In the United States, 16-year-olds can’t vote or buy beer. But there is one place where they are treated as adults: New York state’s criminal justice system. New York is one of just two states – the other is North Carolina – where 16-year-olds facing criminal charges are automatically put into the adult criminal system.
New York Gov. Andrew Cuomo recently announced a plan to end that policy. He has proposed a bill that would raise the age of adult criminal responsibility to 18 and would prohibit minors from being held in any adult facility. But some critics say the bill is filled with caveats and far less than meets the eye.
Here’s a review of what Cuomo is proposing and where critics say it comes up short.
Why does New York automatically prosecute teens aged 16 or older as adults?
Because that’s been the law for almost 200 years. In 1824, New York created one of the country’s first juvenile detention centers – the House of Refuge – for kids under 16 years old. The issue was briefly revisited in 1961 when New York amended its constitution to reorganize its juvenile courts as family courts that also handle juvenile delinquency cases. But the legislative committee assigned to reorganize the courts couldn’t decide whether to raise the age of criminal responsibility. Instead the committee called for a study, which then called for more studies.
Aren’t teenagers sometimes charged as adults in other states?
Yes. Nine states automatically charge 17-year-olds as adults. And many other states give prosecutors or judges discretion to decide whether a case should be transferred to adult court for more serious charges like homicide.
What is Cuomo proposing to do?
He wants to gradually raise the age of adult criminal responsibility in New York to 18 through a budget bill. The bill would roll out in two phases. The maximum age of juvenile jurisdiction will be raised to 17 on Jan. 1, 2017 and raised again to 18 by Jan. 1, 2018. The bill would also prohibit the confinement of minors under 21 in adult jails and prisons, prevent minors with first-time misdemeanor offenses or probation violations from being held in detention, and create a separate branch of adult courts for teenagers charged with violent felonies.
The bill is based on a set of recommendations published earlier this year by a governor-appointed commission of experts and advocates.
Many advocates support the bill, including the New York City Bar Association. It is “not perfect but it would be unfortunate if we lost this opportunity to really take a step forward for young people,” said Mishi Faruqee, juvenile justice policy strategist with the American Civil Liberties Union. “There is a real urgency to this and I hope New York doesn’t squander this opportunity.”
What are the criticisms of the bill?
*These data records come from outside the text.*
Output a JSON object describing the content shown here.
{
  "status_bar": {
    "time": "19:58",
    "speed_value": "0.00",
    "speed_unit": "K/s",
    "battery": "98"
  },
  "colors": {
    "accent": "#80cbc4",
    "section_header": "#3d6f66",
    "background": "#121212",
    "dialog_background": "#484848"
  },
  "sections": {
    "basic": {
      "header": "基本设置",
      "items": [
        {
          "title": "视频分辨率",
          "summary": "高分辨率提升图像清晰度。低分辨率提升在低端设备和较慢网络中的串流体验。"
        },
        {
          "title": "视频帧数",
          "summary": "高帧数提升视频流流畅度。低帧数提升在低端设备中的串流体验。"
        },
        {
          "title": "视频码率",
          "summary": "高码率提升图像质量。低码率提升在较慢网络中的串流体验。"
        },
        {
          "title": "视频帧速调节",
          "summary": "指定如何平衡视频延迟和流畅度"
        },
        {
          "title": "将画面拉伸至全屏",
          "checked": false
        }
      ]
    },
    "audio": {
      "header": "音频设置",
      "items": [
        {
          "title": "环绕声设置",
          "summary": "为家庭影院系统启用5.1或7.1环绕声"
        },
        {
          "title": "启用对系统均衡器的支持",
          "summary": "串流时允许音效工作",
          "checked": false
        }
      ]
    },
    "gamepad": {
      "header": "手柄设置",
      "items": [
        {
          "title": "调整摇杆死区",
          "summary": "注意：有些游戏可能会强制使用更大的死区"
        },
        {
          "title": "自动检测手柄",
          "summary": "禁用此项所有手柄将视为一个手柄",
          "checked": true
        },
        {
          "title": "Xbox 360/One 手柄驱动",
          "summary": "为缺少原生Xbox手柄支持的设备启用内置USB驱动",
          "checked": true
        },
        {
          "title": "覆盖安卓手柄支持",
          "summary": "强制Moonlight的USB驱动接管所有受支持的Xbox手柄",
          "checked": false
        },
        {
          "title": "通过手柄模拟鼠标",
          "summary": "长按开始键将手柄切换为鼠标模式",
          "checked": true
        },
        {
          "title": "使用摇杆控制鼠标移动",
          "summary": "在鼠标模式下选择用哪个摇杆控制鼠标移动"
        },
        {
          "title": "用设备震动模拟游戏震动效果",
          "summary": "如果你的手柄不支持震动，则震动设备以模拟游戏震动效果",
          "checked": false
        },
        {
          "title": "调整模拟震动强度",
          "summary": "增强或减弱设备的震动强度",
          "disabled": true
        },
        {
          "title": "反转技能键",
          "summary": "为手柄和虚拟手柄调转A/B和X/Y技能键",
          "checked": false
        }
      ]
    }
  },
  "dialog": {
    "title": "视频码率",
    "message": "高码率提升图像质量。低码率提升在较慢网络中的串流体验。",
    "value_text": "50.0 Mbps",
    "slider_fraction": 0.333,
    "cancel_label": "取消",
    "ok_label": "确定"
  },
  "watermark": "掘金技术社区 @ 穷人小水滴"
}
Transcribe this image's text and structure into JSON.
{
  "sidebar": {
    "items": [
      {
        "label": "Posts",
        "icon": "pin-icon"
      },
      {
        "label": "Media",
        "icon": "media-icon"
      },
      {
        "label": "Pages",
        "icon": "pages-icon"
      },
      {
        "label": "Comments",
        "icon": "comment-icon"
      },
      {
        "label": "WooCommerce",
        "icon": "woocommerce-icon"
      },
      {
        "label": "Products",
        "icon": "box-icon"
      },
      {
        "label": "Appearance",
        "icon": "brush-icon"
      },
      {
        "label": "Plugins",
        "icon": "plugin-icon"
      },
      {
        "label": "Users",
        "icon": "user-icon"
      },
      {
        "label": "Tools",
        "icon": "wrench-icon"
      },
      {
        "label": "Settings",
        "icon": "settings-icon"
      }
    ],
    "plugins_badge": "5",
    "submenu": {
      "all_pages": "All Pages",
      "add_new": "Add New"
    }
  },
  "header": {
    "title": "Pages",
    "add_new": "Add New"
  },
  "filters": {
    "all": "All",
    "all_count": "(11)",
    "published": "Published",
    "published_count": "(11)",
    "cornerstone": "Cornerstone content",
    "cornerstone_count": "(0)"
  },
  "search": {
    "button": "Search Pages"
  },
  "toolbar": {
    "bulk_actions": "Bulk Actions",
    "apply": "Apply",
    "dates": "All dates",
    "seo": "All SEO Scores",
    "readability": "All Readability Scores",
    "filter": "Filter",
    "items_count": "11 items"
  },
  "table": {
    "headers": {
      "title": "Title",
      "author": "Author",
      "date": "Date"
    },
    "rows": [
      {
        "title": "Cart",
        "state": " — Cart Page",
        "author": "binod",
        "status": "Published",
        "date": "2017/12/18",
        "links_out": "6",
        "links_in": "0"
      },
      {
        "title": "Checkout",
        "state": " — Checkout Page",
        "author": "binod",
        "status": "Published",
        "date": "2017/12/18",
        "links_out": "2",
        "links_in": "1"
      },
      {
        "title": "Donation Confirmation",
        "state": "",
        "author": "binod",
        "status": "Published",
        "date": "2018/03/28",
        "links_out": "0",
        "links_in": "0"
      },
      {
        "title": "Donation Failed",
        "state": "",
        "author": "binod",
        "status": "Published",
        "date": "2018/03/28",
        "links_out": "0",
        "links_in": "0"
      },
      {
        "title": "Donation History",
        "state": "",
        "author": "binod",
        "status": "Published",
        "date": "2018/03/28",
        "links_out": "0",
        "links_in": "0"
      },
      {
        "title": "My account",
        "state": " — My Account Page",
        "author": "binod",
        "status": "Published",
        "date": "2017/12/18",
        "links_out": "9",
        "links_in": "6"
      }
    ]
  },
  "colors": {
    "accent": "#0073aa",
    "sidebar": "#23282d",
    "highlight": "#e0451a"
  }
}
The bill has a variety of provisions that actually create stricter sentencing schemes, particularly for kids charged with violent crimes. Currently, most offenders under 19 have their records sealed. Under Cuomo’s bill, a youthful offender’s previous violent crimes would be taken into account if the person is charged with another one. The bill would also extend the amount of time a juvenile offender would have to serve before being eligible for probation. Judges would also be prohibited from moving teenagers to the juvenile system if the teen was a principal perpetrator or used a weapon.
Alexandra Cox, an assistant professor of sociology at SUNY New Paltz who has worked in juvenile facilities, wrote that the proposed changes “will actually harm the very individuals it purports to help.”
The New York State Defenders Association, which provides legal support to public defenders, has called for the bill to be withdrawn. The group wrote that the bill is “too long, too complicated and too nuanced to be rushed through in the compressed political process that is represented by budget negotiations.” The commission whose recommendations the bill is based on did not include defense attorneys.
Cuomo’s office, in turn, has defended the bill. “If somebody is unhappy or doesn’t think [the bill] goes far enough, we’ll point to the wide support the legislation has among children's and civil rights advocates and law enforcement,” said Frank Sobrino, spokesman for the governor.
What opposition or criticism does the bill face in Albany?
Plenty, and from both sides of the aisle. At a February legislative budget hearing in Albany, state officials in charge of the juvenile system fielded a slew of questions by mostly Republican lawmakers. Ahead of the hearing, Republican state Sen. Martin Golden criticized the proposal, telling the New York Daily News, “Some of the most heinous crimes are committed by kids who are 16 and 17.” A Democratic assemblyman, meanwhile, has said he plans to push competing legislation that would keep more kids out of the adult system.